  4. Next, go to the project properties and hook up the jars again.  You will also need to link this project to the desktop project.  So go to the Projects tab, click Add and select the desktop project.
  5. Now we need to modify the HelloLibGdxAndroidActivity class to extend AndroidApplication instead of Activity.  The class AndroidApplication extends Activity already so specifying that is not necessary.
  6. Get rid of the setContentView statement and replace it with the line
    a call to initialize which takes two (2) parameters.  The first parameter is the main class which we will run.  You should instantiate a new instance of HelloLibGDX.  The second parameter again tells libgdx if we should use OpenGL 2.0 or not.  You will set this to false.  When done, you should have the following:

    package com.hellolibgdx;
    /* Author: Karim Amin
    * This is a sample android libgdx application
    */
    import android.os.Bundle;

    import com.badlogic.gdx.backends.android.AndroidApplication;

    public class HelloLibGdxAndroidActivity extends AndroidApplication {
    @Override
    public void onCreate(Bundle savedInstanceState) {
    super.onCreate(savedInstanceState);
    initialize(new HelloLibGDX(), false);
    }
    }

  7. Now you can run this by right clicking on your android project and going to Run As->Android Application, you should see the following:

    Sample Android libgdx application

  8. That’s it.  You have now created your first LibGdx application that runs on the desktop and on the android platforms.  Take a bow!
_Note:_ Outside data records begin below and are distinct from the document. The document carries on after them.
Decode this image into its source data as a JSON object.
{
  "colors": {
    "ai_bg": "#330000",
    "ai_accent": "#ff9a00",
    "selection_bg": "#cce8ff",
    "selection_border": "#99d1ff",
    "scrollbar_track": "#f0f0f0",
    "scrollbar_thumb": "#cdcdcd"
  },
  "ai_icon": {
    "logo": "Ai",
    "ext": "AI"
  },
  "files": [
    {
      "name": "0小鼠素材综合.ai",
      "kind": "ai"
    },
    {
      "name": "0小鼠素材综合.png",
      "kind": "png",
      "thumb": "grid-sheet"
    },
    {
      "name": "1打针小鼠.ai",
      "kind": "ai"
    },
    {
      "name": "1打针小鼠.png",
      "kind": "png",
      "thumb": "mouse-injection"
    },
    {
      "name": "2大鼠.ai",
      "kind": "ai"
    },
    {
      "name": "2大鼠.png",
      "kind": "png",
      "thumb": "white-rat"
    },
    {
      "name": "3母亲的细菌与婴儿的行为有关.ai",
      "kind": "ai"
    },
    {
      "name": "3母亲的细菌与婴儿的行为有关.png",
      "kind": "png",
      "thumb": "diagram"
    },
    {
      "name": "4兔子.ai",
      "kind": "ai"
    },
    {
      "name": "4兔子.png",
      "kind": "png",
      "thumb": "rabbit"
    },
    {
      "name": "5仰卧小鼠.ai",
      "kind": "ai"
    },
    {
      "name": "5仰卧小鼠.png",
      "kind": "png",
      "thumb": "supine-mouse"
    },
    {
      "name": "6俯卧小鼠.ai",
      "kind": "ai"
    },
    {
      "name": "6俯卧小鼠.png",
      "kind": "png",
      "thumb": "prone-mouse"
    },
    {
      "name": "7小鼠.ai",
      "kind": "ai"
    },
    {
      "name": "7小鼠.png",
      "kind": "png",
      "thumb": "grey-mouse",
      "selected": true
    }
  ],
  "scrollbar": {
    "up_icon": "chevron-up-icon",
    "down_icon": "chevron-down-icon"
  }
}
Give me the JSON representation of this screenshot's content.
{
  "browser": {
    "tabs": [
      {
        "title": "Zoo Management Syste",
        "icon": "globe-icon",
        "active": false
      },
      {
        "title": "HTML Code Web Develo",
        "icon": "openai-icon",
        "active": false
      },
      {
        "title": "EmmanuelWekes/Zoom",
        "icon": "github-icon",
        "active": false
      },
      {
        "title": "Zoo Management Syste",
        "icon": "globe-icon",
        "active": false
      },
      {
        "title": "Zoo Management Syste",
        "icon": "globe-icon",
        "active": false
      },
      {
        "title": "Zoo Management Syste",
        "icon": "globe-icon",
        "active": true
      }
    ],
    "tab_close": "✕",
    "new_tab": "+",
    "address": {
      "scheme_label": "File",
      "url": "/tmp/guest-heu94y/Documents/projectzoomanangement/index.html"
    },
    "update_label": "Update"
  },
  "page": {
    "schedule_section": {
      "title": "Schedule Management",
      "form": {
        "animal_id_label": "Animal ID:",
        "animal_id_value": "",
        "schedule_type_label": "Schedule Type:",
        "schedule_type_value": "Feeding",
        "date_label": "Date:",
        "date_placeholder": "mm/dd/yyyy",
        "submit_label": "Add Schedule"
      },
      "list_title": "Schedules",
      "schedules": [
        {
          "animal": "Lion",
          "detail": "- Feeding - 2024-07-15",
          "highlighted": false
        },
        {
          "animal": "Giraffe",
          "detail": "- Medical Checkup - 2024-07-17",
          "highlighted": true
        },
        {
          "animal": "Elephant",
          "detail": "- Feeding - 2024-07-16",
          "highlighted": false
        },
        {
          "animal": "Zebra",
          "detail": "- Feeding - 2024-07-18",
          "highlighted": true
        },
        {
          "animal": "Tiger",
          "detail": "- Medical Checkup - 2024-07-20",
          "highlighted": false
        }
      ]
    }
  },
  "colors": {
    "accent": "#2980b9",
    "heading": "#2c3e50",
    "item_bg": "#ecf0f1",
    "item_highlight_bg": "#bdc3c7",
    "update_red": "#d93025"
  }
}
You can download a copy of the source files here in zip format.


October 8, 2011 at 3:07 pm